■ ASSIGNMENT:
Look through the records that follow. Copy every line containing the word "oneline".

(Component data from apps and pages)

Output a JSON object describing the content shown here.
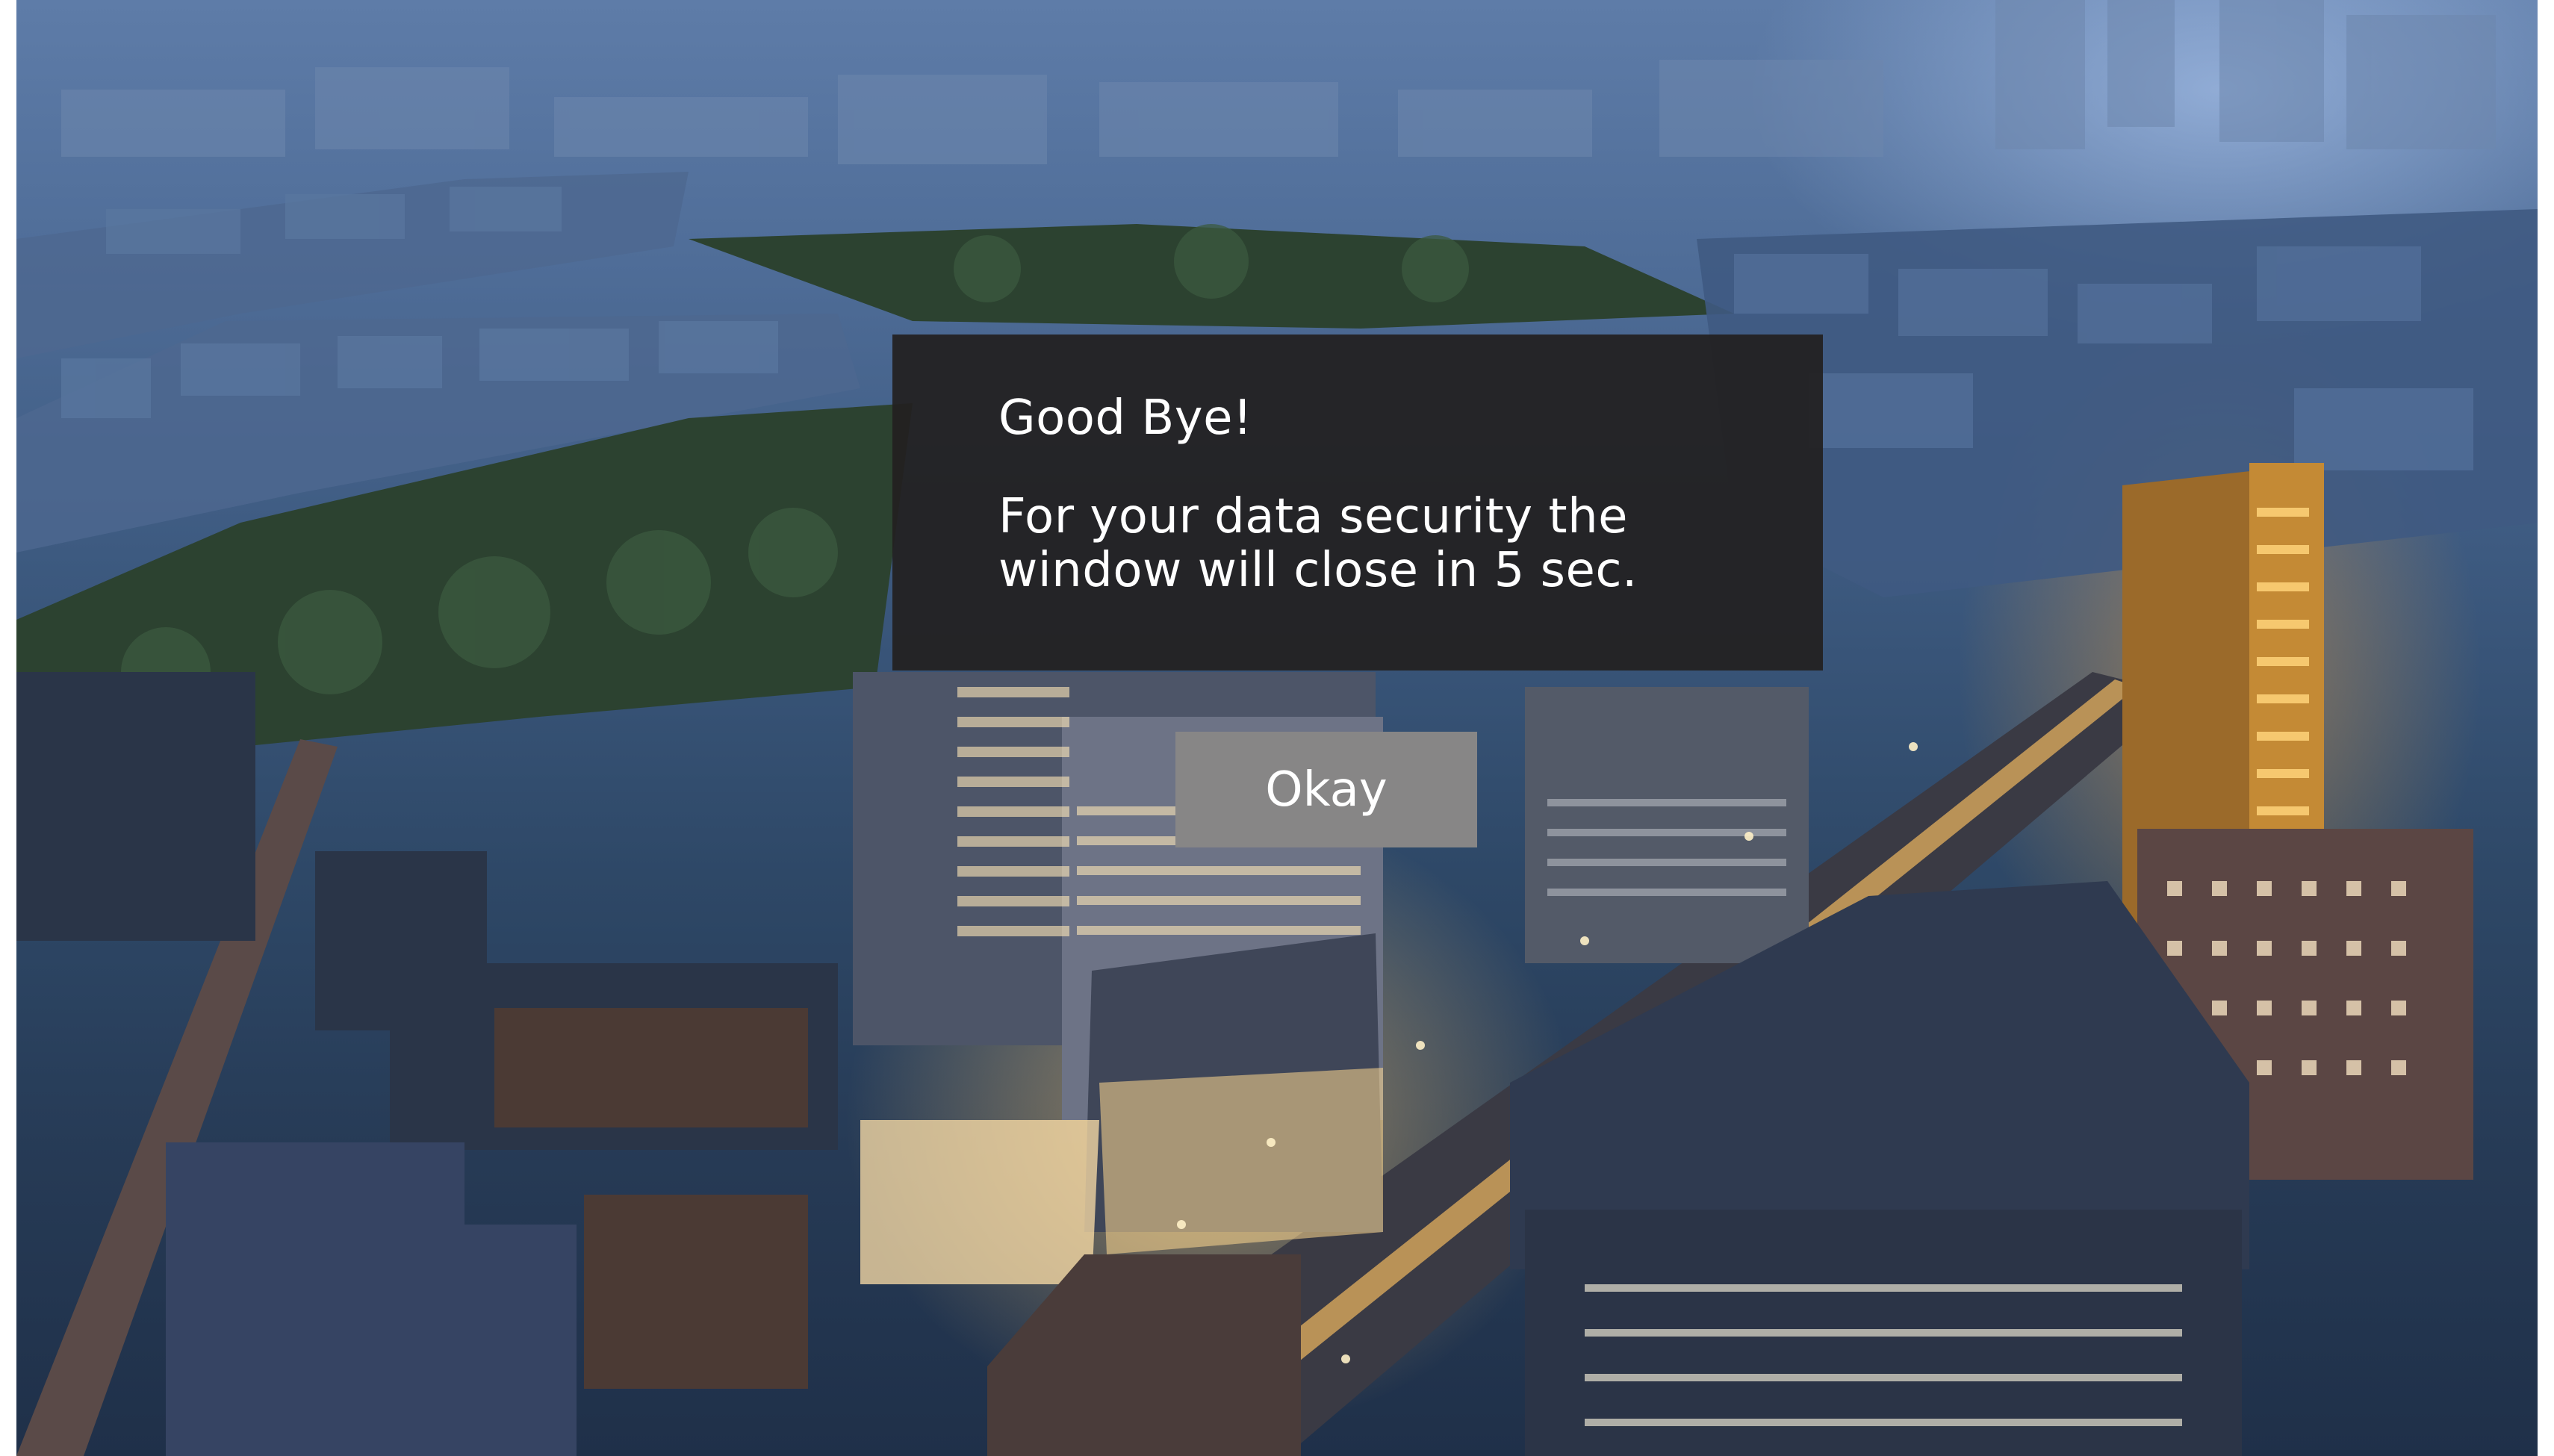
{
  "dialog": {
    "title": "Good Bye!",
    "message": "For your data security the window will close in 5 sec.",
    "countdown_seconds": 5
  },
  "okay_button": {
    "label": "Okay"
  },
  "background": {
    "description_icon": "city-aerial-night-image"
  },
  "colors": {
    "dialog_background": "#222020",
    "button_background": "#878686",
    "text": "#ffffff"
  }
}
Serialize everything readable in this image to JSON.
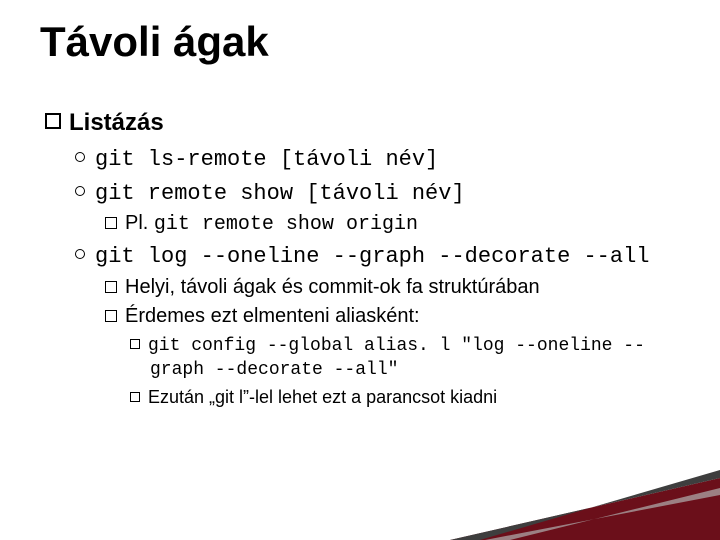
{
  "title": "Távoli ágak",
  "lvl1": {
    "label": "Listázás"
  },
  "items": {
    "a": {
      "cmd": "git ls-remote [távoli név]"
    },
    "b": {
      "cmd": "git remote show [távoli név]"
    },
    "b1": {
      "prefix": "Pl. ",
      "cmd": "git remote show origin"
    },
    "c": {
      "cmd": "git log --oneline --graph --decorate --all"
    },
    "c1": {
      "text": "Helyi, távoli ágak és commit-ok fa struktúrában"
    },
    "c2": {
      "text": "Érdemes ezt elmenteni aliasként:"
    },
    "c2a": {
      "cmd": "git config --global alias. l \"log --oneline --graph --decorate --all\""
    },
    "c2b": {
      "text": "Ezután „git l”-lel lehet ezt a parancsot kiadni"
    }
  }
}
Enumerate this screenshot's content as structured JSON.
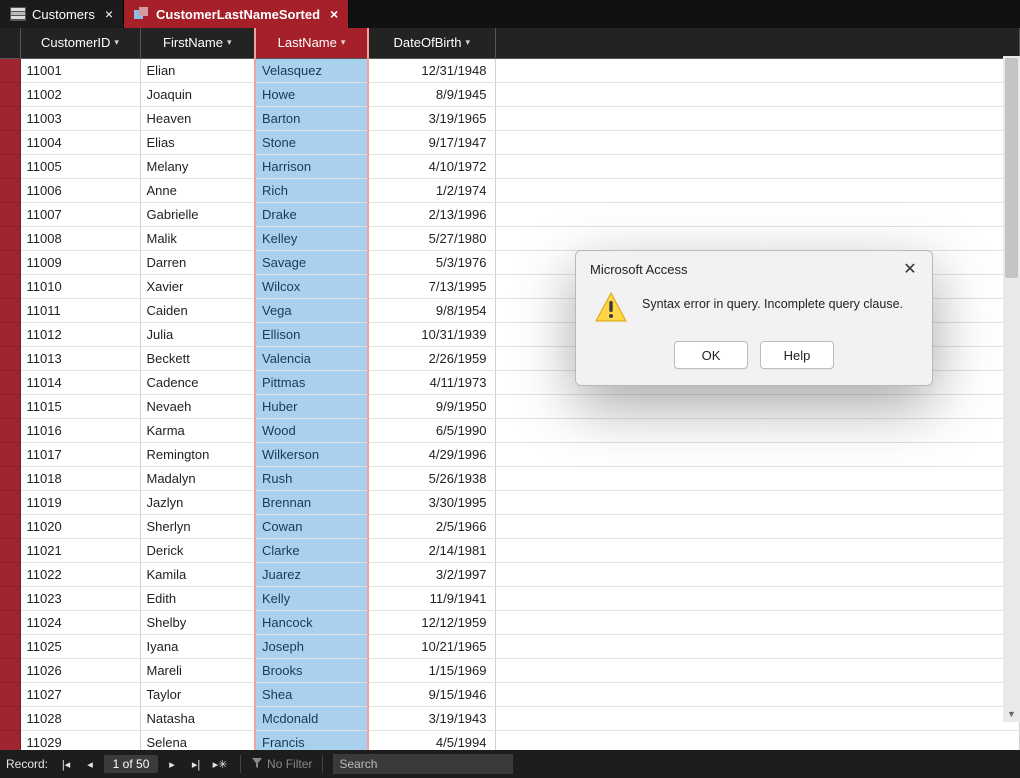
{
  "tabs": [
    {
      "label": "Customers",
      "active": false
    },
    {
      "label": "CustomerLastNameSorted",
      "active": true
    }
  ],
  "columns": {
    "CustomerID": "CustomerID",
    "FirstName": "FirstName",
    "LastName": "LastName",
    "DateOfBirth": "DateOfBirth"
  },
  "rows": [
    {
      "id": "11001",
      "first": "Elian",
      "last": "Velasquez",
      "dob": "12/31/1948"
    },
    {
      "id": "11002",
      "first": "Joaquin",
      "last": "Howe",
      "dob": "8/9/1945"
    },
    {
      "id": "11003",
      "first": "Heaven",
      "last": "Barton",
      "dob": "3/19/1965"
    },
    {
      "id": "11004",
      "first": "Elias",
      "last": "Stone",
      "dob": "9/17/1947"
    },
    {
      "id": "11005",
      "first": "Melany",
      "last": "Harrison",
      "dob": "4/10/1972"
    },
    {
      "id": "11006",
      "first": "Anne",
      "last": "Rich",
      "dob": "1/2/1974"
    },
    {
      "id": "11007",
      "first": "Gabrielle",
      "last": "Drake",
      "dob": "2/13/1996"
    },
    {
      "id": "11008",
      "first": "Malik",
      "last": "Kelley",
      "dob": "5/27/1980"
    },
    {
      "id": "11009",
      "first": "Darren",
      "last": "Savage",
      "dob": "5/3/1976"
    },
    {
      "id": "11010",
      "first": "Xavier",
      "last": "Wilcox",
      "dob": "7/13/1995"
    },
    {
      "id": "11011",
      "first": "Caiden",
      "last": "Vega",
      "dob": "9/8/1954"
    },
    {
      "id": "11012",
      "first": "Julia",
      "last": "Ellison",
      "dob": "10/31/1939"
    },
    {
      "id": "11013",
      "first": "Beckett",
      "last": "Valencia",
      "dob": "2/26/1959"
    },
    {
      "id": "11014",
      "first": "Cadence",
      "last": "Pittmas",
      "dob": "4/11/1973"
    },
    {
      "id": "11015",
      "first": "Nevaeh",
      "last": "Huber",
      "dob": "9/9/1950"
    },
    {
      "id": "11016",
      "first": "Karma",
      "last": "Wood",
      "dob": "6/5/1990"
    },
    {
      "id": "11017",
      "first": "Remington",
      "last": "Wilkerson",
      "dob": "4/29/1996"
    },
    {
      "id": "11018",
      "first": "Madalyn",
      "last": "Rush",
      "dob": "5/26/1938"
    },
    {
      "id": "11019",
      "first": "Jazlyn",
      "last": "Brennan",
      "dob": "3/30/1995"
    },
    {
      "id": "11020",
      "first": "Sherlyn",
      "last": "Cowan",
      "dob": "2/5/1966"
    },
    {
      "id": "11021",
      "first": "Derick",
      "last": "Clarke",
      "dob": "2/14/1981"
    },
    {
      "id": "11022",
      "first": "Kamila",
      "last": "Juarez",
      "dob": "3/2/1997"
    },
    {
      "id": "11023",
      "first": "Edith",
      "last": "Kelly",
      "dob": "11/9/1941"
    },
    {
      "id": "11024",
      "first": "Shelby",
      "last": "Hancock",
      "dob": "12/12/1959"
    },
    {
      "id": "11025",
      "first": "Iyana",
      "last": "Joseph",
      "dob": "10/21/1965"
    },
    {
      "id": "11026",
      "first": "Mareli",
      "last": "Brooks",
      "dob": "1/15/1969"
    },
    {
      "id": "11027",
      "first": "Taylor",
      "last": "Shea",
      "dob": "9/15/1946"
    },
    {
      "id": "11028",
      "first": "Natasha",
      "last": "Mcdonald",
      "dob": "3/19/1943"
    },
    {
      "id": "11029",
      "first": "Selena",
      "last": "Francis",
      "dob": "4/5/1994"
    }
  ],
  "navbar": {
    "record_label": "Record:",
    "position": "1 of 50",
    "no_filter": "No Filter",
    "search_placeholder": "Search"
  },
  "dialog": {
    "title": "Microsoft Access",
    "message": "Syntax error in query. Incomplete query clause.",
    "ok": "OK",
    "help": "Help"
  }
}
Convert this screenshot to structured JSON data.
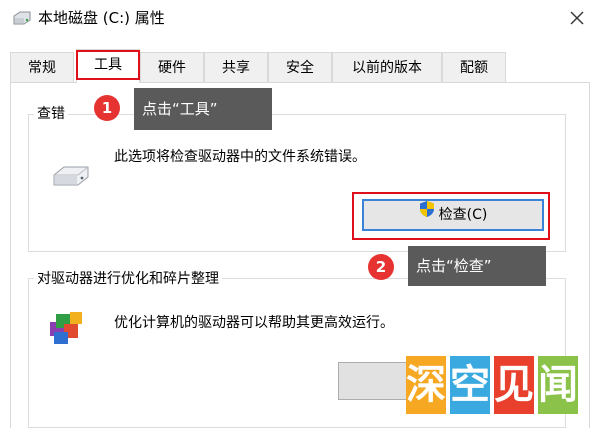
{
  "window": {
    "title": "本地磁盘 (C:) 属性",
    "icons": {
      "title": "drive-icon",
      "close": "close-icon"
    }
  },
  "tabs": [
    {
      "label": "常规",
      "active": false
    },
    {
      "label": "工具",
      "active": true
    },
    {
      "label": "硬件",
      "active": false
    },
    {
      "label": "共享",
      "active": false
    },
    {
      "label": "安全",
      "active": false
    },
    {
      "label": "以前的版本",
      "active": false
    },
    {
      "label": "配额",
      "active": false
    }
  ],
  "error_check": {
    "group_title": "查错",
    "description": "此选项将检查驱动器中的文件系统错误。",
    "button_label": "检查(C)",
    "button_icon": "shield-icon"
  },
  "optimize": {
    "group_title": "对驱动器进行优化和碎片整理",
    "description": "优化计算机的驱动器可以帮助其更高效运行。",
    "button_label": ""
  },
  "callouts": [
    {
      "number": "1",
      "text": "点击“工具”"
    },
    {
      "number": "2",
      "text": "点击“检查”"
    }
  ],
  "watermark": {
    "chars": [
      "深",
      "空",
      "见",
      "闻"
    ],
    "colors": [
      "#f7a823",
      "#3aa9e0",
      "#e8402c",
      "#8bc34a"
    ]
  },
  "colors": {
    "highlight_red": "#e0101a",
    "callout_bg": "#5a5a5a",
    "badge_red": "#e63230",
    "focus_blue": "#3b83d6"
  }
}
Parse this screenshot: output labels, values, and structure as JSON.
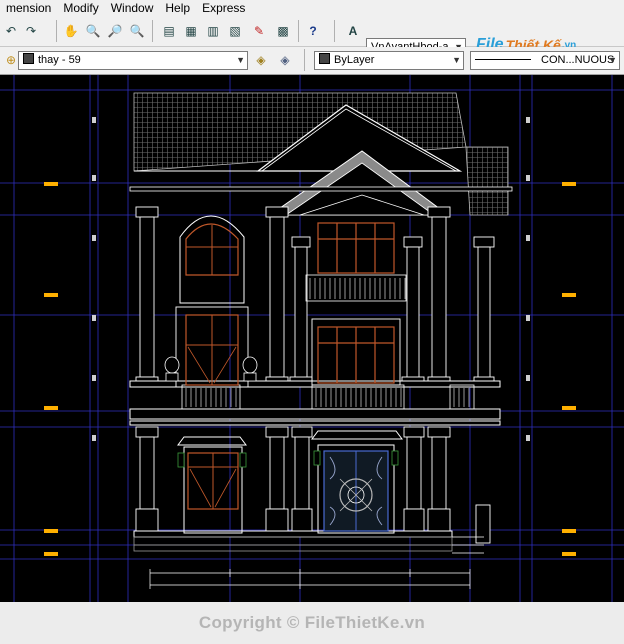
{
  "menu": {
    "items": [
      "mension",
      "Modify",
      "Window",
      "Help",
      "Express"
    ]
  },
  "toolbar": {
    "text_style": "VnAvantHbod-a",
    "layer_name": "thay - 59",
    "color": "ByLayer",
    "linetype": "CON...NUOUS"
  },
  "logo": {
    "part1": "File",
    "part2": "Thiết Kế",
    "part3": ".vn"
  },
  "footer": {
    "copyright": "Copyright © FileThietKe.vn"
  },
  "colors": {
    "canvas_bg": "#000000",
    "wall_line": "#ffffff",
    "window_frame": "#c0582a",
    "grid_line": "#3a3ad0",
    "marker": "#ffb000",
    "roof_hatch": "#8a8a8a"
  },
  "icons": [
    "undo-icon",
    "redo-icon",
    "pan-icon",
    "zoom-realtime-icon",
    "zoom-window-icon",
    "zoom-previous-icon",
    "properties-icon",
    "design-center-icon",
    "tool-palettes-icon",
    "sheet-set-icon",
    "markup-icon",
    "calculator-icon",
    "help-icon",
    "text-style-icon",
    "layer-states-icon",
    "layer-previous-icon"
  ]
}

■ OUTPUT FOR THIS TASK:
      "cmd": "git log --oneline --graph --decorate --all"
      "cmd": "git config --global alias. l \"log --oneline --graph --decorate --all\""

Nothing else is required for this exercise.